“Self-employment isn’t that attractive at the moment,” he says. “But we are expecting to see some moderation and that could lead to higher self-employment numbers in the coming months.”
Simon Gaudreault, chief economist and vice-president of research with the Canadian Federation of Independent Business (CFIB), says a tight labor market is not necessarily good for the economy, given the “very concerning” decline in self-employment.
The majority of employers in Canada are small businesses, Goudreault says, giving independent businesses a major impact on overall employment in the country.
“We need self-employed people, we need entrepreneurs. We need people who are willing to start things from scratch or people who are willing to be part of the business succession process,” he tells Global News.
The rise in unemployment, potentially driven by the recession that some economists have said in their forecasts for 2023, is not necessarily the solution to Canada’s self-employment woes, Gaudrault notes.
While some may choose to start a business or strike out on their own if forced to, others find opportunities in periods of economic growth when capital is more readily available and consumers are spending freely. they say.
“It’s hard to say (whether) self-employment will be driven by the recession or driven by the economic boom.”

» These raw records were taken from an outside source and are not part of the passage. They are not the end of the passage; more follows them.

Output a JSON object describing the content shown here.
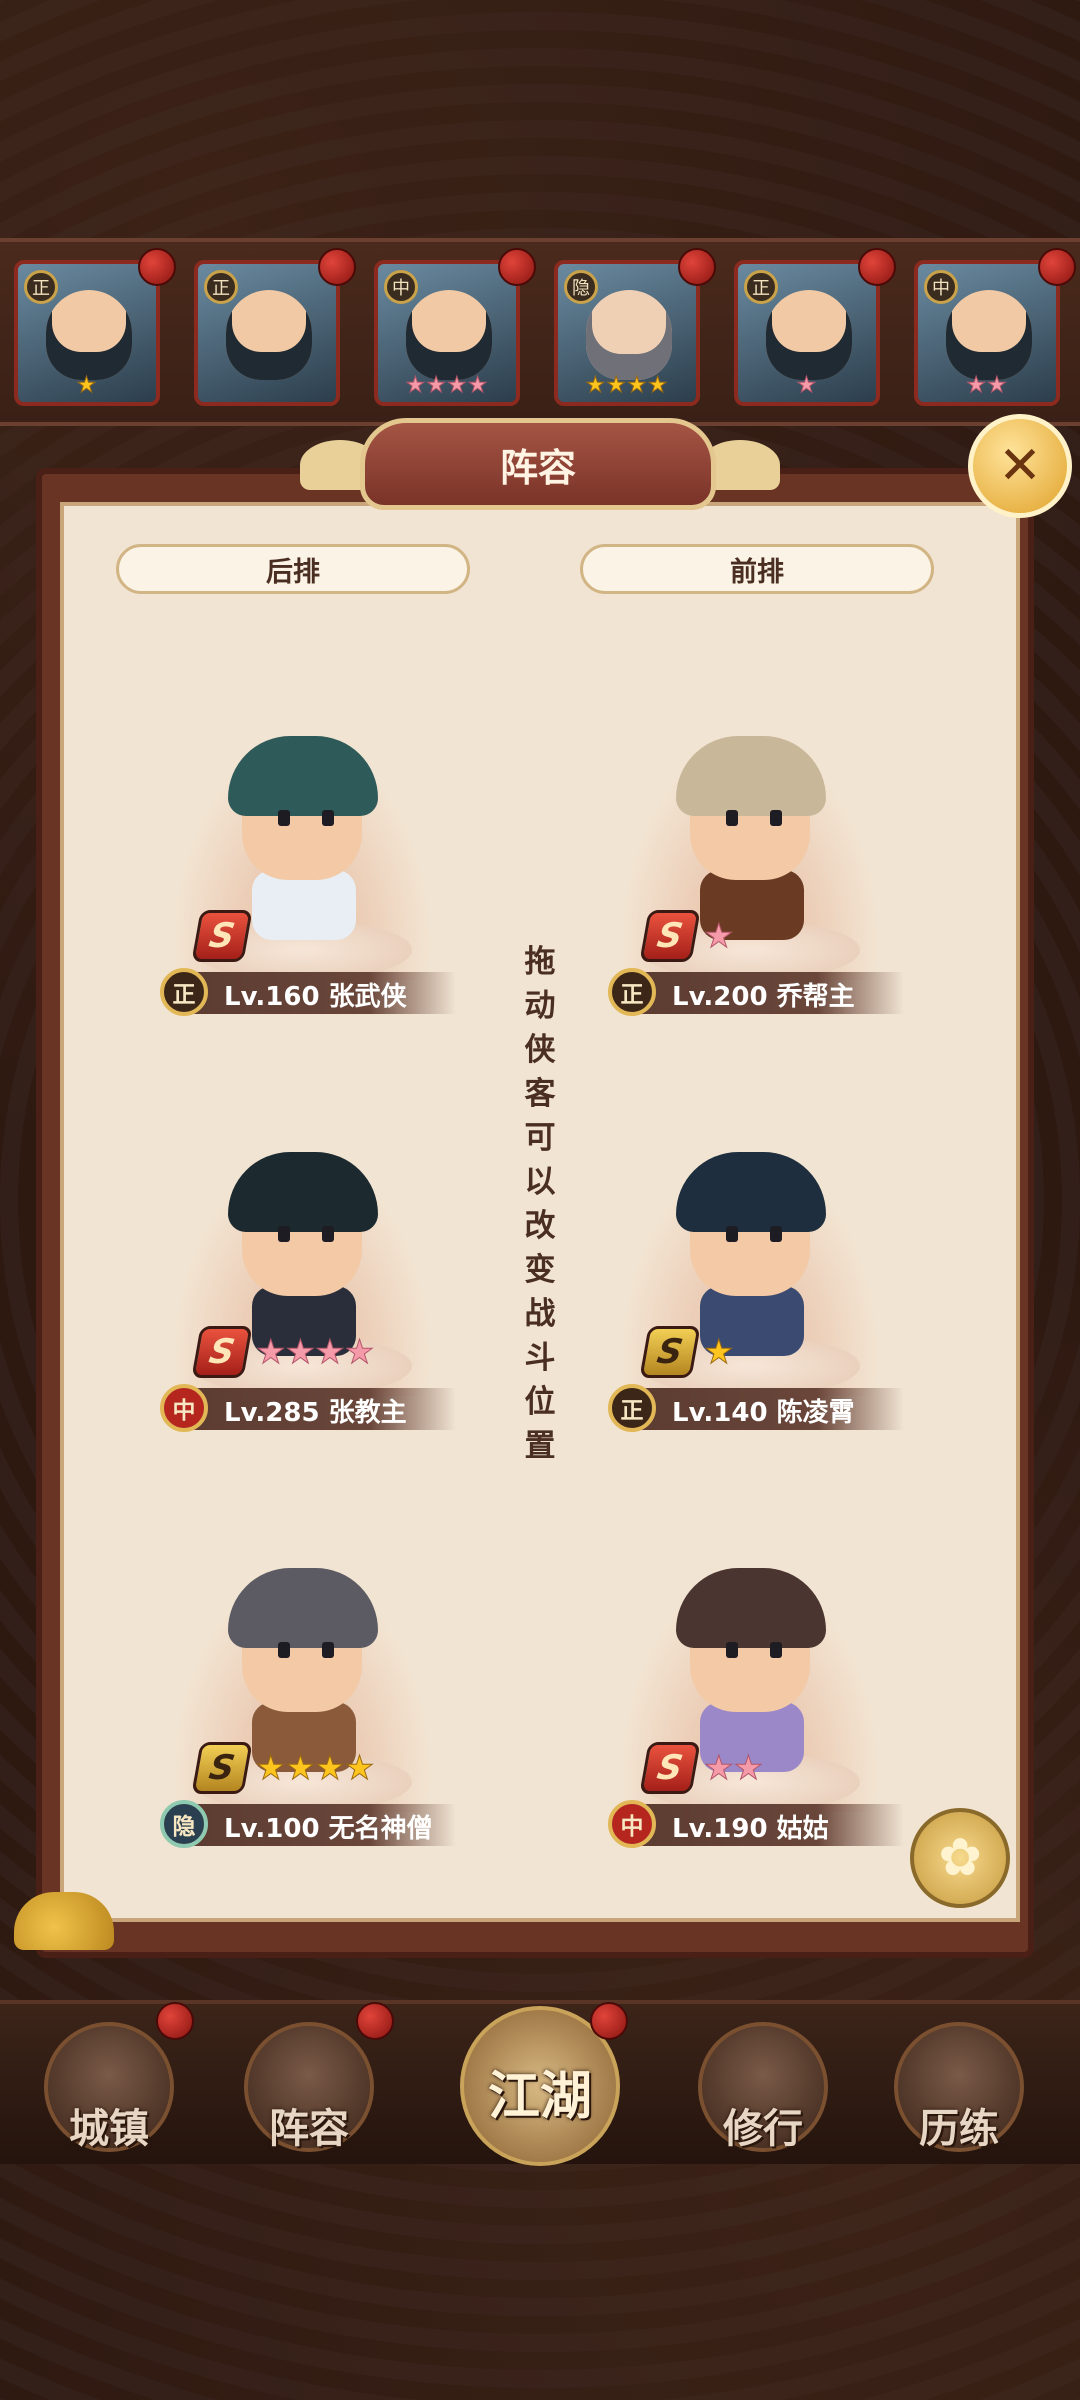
{
  "top_heroes": [
    {
      "faction": "正",
      "stars": "★",
      "star_color": "gold",
      "selected": true
    },
    {
      "faction": "正",
      "stars": "",
      "star_color": "gold",
      "selected": false
    },
    {
      "faction": "中",
      "stars": "★★★★",
      "star_color": "pink",
      "selected": false
    },
    {
      "faction": "隐",
      "stars": "★★★★",
      "star_color": "gold",
      "selected": false
    },
    {
      "faction": "正",
      "stars": "★",
      "star_color": "pink",
      "selected": false
    },
    {
      "faction": "中",
      "stars": "★★",
      "star_color": "pink",
      "selected": false
    }
  ],
  "panel": {
    "title": "阵容",
    "close_icon": "✕",
    "back_row_label": "后排",
    "front_row_label": "前排",
    "hint": "拖动侠客可以改变战斗位置"
  },
  "heroes": [
    {
      "grade": "S",
      "grade_style": "red",
      "stars": "",
      "star_color": "pink",
      "faction": "正",
      "faction_style": "zheng",
      "name": "Lv.160 张武侠",
      "hair": "#2f5a5a",
      "body": "#e8eef4"
    },
    {
      "grade": "S",
      "grade_style": "red",
      "stars": "★",
      "star_color": "pink",
      "faction": "正",
      "faction_style": "zheng",
      "name": "Lv.200 乔帮主",
      "hair": "#c9b79a",
      "body": "#6a3a22"
    },
    {
      "grade": "S",
      "grade_style": "red",
      "stars": "★★★★",
      "star_color": "pink",
      "faction": "中",
      "faction_style": "zhong",
      "name": "Lv.285 张教主",
      "hair": "#1c2a30",
      "body": "#2a2e3a"
    },
    {
      "grade": "S",
      "grade_style": "gold",
      "stars": "★",
      "star_color": "gold",
      "faction": "正",
      "faction_style": "zheng",
      "name": "Lv.140 陈凌霄",
      "hair": "#1e2e3e",
      "body": "#3a4a70"
    },
    {
      "grade": "S",
      "grade_style": "gold",
      "stars": "★★★★",
      "star_color": "gold",
      "faction": "隐",
      "faction_style": "yin",
      "name": "Lv.100 无名神僧",
      "hair": "#5c5a62",
      "body": "#8a5a3a"
    },
    {
      "grade": "S",
      "grade_style": "red",
      "stars": "★★",
      "star_color": "pink",
      "faction": "中",
      "faction_style": "zhong",
      "name": "Lv.190 姑姑",
      "hair": "#4a3530",
      "body": "#9a88c8"
    }
  ],
  "fan_icon": "✿",
  "bottom_nav": [
    {
      "label": "城镇"
    },
    {
      "label": "阵容"
    },
    {
      "label": "江湖"
    },
    {
      "label": "修行"
    },
    {
      "label": "历练"
    }
  ]
}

Calls grow for more support for businesses on the edge
Gaudreault noted that many small businesses, such as Winchester Catering & Events, are still carrying debt from the pandemic. The CFIB calculation placed the average debt load at approximately $100,000.
Meanwhile, only 44 percent of these small businesses have returned to their pre-pandemic revenue levels, according to a survey of CFIB members in May.
Given the bleak outlook for the economically important sector of the economy, Gaudreault says he would like more government support for small and medium-sized businesses rather than funding designed to entice large foreign companies to set up roots in Canada. Want to see help?
“Perhaps what we need right now is governments acknowledging this more strongly and making sure that they are right when it comes to economic policies and Canada being a competitive place and the economy of the future. It’s not necessarily just about giants, but it’s about being small. And medium-sized players are able to compete with a more friendly business environment,” he says.
“Maybe when we have that, it will be a strong signal to people who are willing to take up a business or start their own and become self-employed.”
CEBA repayment deadline is approaching
Dunn, too, would like recognition from governments about the impact of the COVID-19 shutdown on businesses.
Despite public health imperatives informing government mandates, Dunne says it is unfair that little relief has been given on property taxes, for example, to businesses that were unable to generate revenue in a month.
“The fact was that they shut down our businesses. They didn’t give us a chance to build commerce, and yet they expect us to pay,” he says.
The federal government extended the repayment deadline for Canadian emergency business account loans by one year to December 31, 2023. Finance Canada did not respond to a Global News inquiry earlier this month on whether that deadline would be extended again to provide more relief amid pressure from the CFIB. for businesses.
Summer is looking great for Winchester Catering & Events, with weddings booking well into the fall. But Dunn says he knows when winter sets in, he will have to make tough decisions about the future of the business.
“I don’t like to think about the days when we start renewing our mortgage and our debt is due on all of our loans and stuff,” he says.
Asked if he’s considering calling it quits given the grim outlook, Dunn has a blunt response that may add to a big factor keeping Canadian entrepreneurs still in the game.
“No, I’m too stubborn.”